A government minister has promised action to clamp down on bogus charity collectors after a Kent MP claimed half of doorstep collections were illicit.
Tracey Crouch, MP for Chatham and Aylesford, secured a parliamentary debate following a BBC South East special report.
She said "real action" was needed to restore public confidence.
Minister for Civil Society Nick Hurd said the issue would be considered in a review of the Charities Act.
But he said he opposed further legislation, which he suggested could be counter-productive.
Ms Crouch spoke during a 30-minute debate after seeing BBC South East footage of bogus charity workers collecting clothes in Chatham which they said were for Breakthrough Breast Cancer, but which were actually sold for profit in eastern Europe.
She said what happened in Chatham was happening all over the country every day, and she urged "real action" to restore public confidence.
The BBC investigation showed people claiming to be collecting on behalf of Breakthrough Breast Cancer taking bags of goods left out by householders who believed they were donating to the charity.
The report revealed the collectors were not authorised to collect on behalf of Breakthrough, and had used the charity's number on its flyers.
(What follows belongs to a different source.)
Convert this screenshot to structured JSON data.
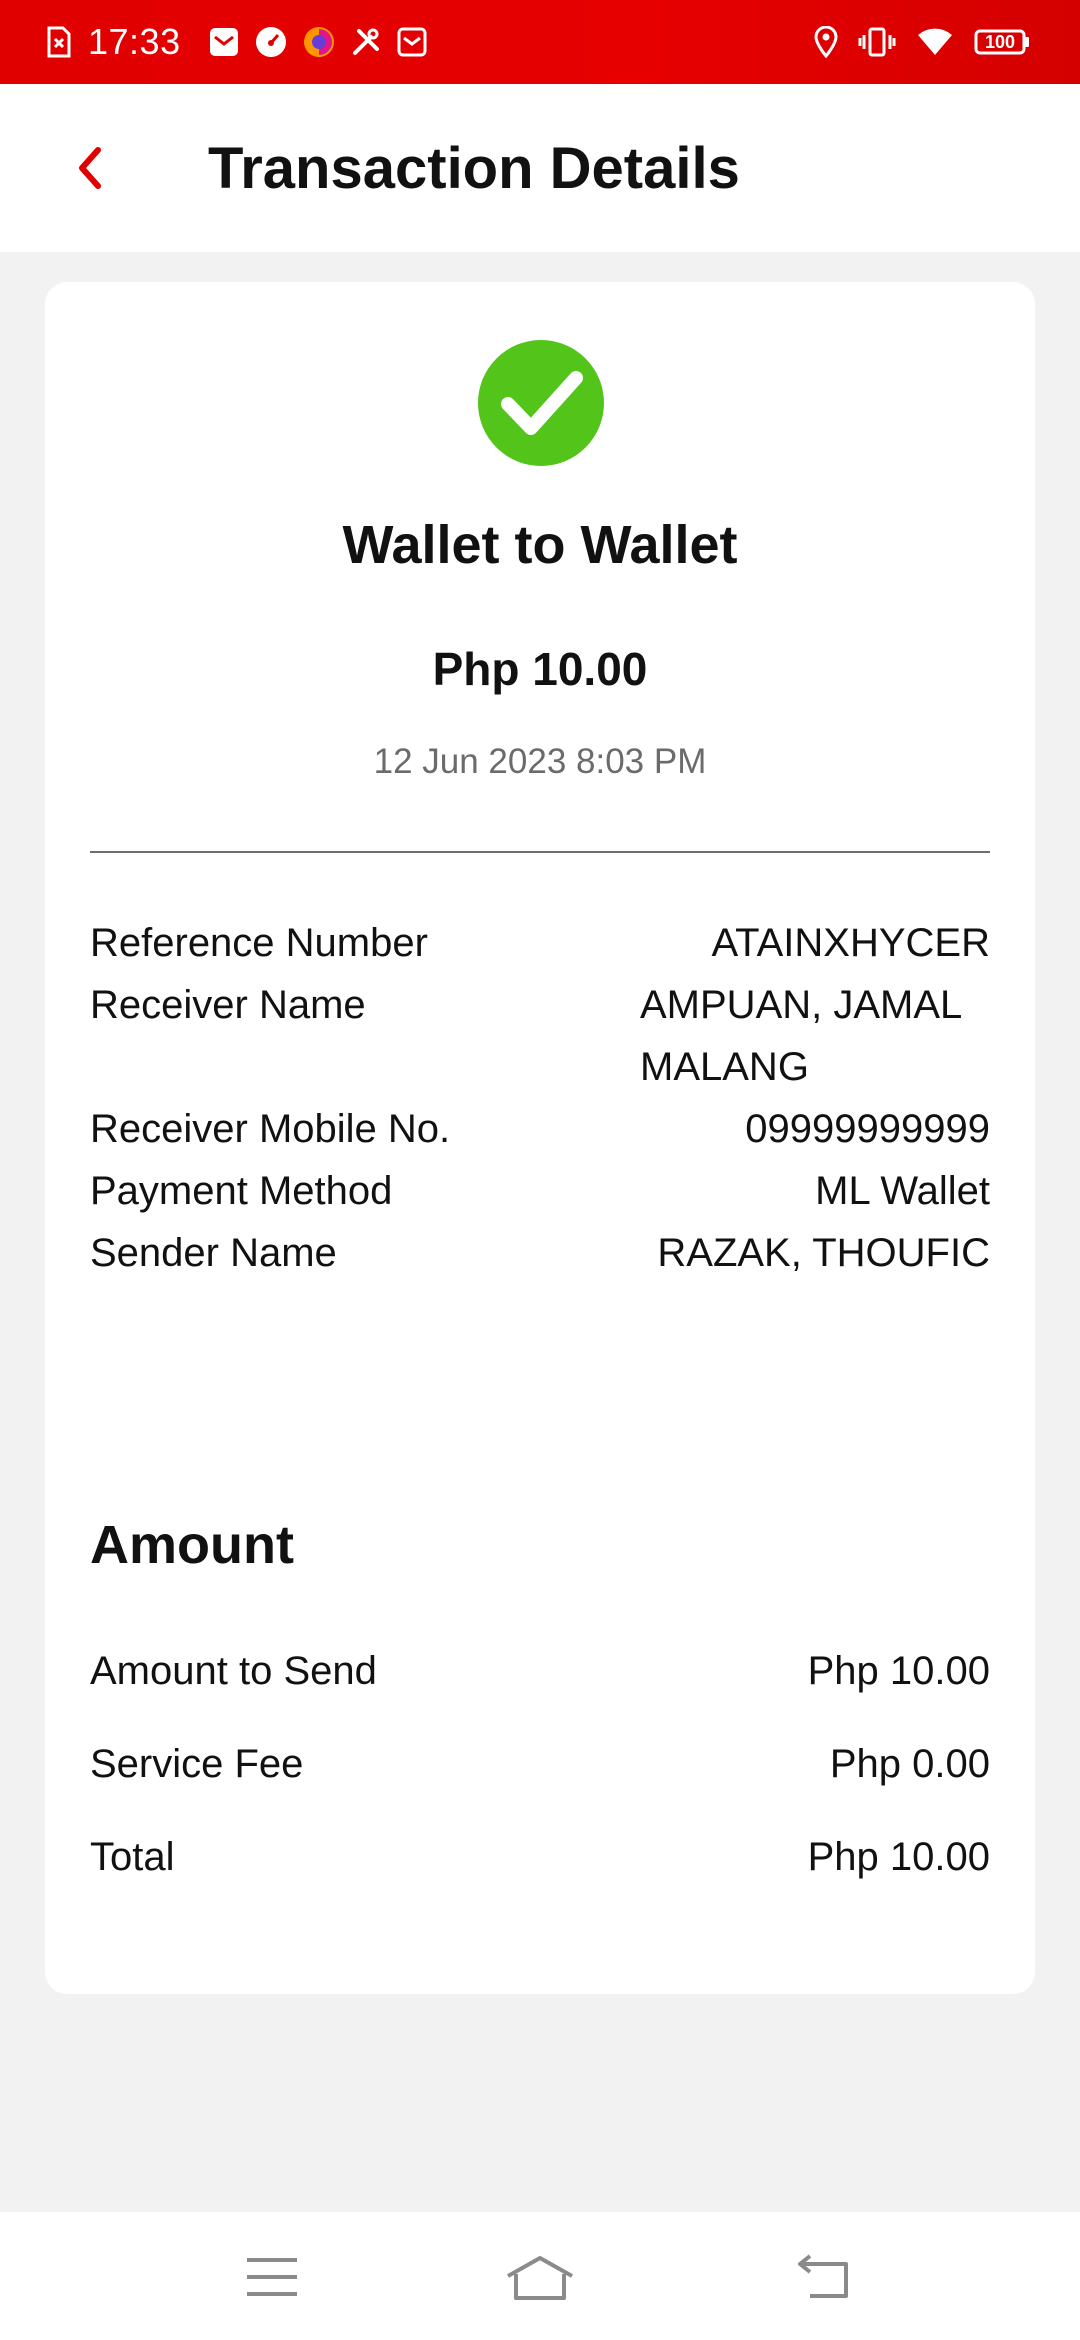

The goods were then sent to eastern Europe.
Ms Crouch said such organisations were depriving charities of up to £14m a year, and called for a series of measures, including improvements to the licensing system for collections, better monitoring of national borders, a tougher approach by police and stronger deterrents.
Mr Hurd backed her concerns, saying: "What concerns me is the issue of public confidence."